- Task item
Please indicate the number of lines in the listing below that include the string "avatar"; add nothing else.

★ ★ ★ ★

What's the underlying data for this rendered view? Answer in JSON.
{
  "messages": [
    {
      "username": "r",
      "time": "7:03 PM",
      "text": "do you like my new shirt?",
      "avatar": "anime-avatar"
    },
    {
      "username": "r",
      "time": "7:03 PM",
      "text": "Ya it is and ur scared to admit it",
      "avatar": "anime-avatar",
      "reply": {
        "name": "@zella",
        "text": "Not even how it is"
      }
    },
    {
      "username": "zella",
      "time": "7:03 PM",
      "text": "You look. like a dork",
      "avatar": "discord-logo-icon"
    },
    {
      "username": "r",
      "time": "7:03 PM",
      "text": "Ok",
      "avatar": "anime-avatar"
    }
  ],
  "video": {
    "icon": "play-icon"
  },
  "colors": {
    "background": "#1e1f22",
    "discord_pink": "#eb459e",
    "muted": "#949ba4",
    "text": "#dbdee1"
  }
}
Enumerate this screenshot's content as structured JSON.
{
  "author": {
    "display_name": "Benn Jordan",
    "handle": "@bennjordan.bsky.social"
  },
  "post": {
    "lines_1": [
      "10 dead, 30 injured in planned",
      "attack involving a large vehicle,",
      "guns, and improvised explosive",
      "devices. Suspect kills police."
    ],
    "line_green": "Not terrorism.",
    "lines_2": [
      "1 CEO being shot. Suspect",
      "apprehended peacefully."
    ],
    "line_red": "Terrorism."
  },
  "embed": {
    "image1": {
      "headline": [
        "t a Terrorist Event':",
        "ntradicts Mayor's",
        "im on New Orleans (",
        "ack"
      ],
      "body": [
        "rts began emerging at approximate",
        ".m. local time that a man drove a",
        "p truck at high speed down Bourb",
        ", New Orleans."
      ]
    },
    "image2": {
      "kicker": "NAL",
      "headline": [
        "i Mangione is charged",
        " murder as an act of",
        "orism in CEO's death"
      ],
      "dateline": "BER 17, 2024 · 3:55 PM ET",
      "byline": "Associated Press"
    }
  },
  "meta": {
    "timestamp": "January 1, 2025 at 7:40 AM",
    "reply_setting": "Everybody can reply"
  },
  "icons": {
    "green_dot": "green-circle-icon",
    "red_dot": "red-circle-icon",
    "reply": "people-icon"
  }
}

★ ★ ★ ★

- Expected output
4